Supplied data |
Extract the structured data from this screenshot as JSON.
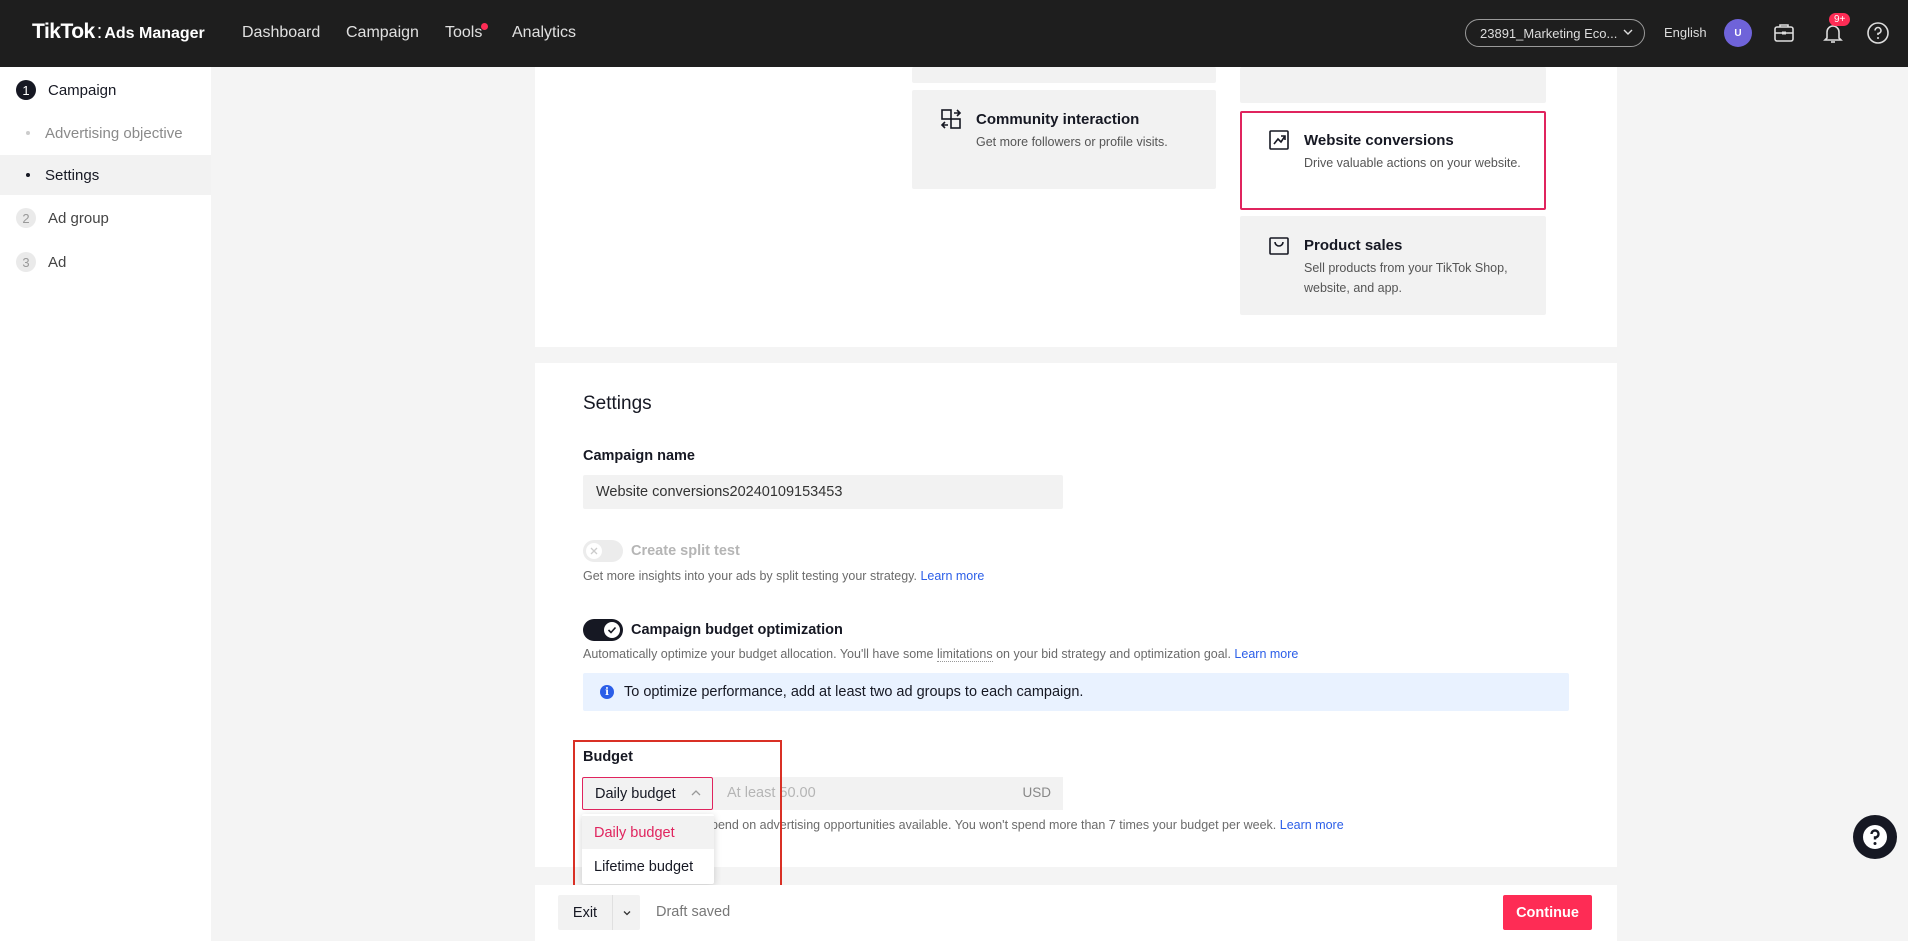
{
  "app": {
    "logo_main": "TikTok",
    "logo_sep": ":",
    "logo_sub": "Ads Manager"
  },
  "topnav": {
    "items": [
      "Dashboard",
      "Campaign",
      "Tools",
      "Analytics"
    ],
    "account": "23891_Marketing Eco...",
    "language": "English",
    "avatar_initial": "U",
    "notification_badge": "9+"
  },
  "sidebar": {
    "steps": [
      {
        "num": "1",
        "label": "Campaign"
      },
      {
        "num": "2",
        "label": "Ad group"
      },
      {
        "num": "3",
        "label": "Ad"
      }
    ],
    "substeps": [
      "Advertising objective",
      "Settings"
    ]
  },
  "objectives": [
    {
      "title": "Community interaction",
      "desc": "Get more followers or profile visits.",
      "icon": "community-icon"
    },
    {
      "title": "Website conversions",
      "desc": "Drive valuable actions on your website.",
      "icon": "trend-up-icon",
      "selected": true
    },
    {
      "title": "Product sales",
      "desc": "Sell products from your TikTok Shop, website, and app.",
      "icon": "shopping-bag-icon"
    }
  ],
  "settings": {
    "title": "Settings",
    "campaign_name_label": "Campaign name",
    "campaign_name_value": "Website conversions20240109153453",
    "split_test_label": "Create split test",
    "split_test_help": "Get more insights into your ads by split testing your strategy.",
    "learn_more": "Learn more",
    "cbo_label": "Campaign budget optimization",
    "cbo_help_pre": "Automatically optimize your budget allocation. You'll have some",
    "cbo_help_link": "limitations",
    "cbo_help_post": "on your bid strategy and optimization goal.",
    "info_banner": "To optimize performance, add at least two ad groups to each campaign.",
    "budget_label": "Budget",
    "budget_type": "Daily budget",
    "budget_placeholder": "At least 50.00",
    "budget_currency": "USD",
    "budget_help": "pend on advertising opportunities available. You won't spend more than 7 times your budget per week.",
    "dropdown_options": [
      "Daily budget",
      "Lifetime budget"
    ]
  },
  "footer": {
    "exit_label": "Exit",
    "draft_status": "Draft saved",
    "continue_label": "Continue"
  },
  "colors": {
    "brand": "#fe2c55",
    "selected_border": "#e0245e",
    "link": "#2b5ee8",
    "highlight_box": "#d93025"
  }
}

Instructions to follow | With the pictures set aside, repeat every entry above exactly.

Expected answer |
Extract the structured data from this screenshot as JSON.
{
  "app": {
    "logo_main": "TikTok",
    "logo_sep": ":",
    "logo_sub": "Ads Manager"
  },
  "topnav": {
    "items": [
      "Dashboard",
      "Campaign",
      "Tools",
      "Analytics"
    ],
    "account": "23891_Marketing Eco...",
    "language": "English",
    "avatar_initial": "U",
    "notification_badge": "9+"
  },
  "sidebar": {
    "steps": [
      {
        "num": "1",
        "label": "Campaign"
      },
      {
        "num": "2",
        "label": "Ad group"
      },
      {
        "num": "3",
        "label": "Ad"
      }
    ],
    "substeps": [
      "Advertising objective",
      "Settings"
    ]
  },
  "objectives": [
    {
      "title": "Community interaction",
      "desc": "Get more followers or profile visits.",
      "icon": "community-icon"
    },
    {
      "title": "Website conversions",
      "desc": "Drive valuable actions on your website.",
      "icon": "trend-up-icon",
      "selected": true
    },
    {
      "title": "Product sales",
      "desc": "Sell products from your TikTok Shop, website, and app.",
      "icon": "shopping-bag-icon"
    }
  ],
  "settings": {
    "title": "Settings",
    "campaign_name_label": "Campaign name",
    "campaign_name_value": "Website conversions20240109153453",
    "split_test_label": "Create split test",
    "split_test_help": "Get more insights into your ads by split testing your strategy.",
    "learn_more": "Learn more",
    "cbo_label": "Campaign budget optimization",
    "cbo_help_pre": "Automatically optimize your budget allocation. You'll have some",
    "cbo_help_link": "limitations",
    "cbo_help_post": "on your bid strategy and optimization goal.",
    "info_banner": "To optimize performance, add at least two ad groups to each campaign.",
    "budget_label": "Budget",
    "budget_type": "Daily budget",
    "budget_placeholder": "At least 50.00",
    "budget_currency": "USD",
    "budget_help": "pend on advertising opportunities available. You won't spend more than 7 times your budget per week.",
    "dropdown_options": [
      "Daily budget",
      "Lifetime budget"
    ]
  },
  "footer": {
    "exit_label": "Exit",
    "draft_status": "Draft saved",
    "continue_label": "Continue"
  },
  "colors": {
    "brand": "#fe2c55",
    "selected_border": "#e0245e",
    "link": "#2b5ee8",
    "highlight_box": "#d93025"
  }
}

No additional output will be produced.